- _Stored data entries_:
───

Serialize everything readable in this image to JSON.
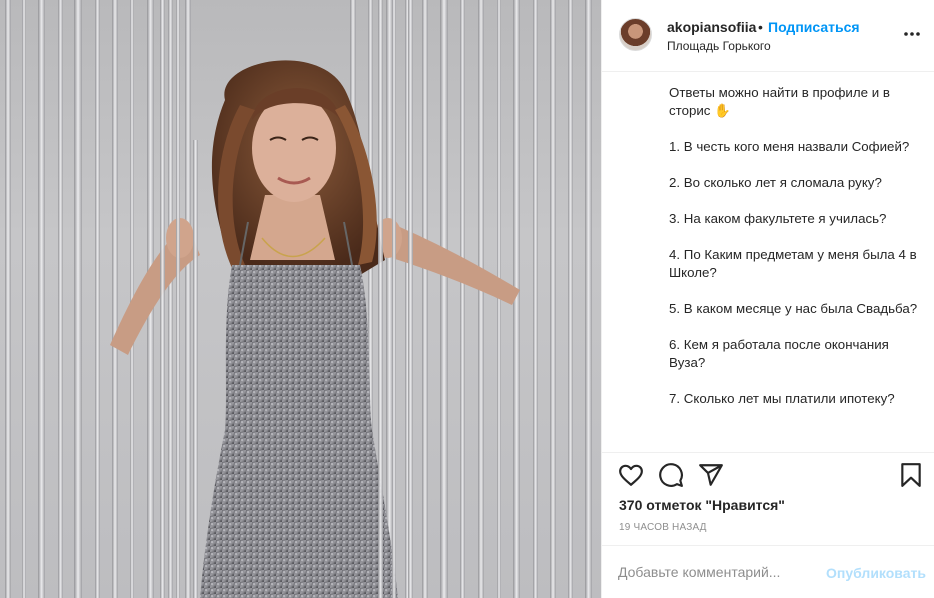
{
  "post": {
    "username": "akopiansofiia",
    "separator": "•",
    "follow_label": "Подписаться",
    "location": "Площадь Горького",
    "caption": [
      "Ответы можно найти в профиле и в сторис ✋",
      "1. В честь кого меня назвали Софией?",
      "2. Во сколько лет я сломала руку?",
      "3. На каком факультете я училась?",
      "4. По Каким предметам у меня была 4 в Школе?",
      "5. В каком месяце у нас была Свадьба?",
      "6. Кем я работала после окончания Вуза?",
      "7. Сколько лет мы платили ипотеку?"
    ],
    "likes": "370 отметок \"Нравится\"",
    "time": "19 ЧАСОВ НАЗАД"
  },
  "comment": {
    "placeholder": "Добавьте комментарий...",
    "publish_label": "Опубликовать"
  },
  "icons": {
    "more": "more-options-icon",
    "like": "heart-icon",
    "comment": "comment-icon",
    "share": "paper-plane-icon",
    "save": "bookmark-icon"
  },
  "colors": {
    "link_blue": "#0095f6",
    "disabled_blue": "#b2dffc",
    "muted": "#8e8e8e",
    "text": "#262626"
  }
}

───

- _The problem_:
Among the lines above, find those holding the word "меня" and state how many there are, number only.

- _Final answer_:
2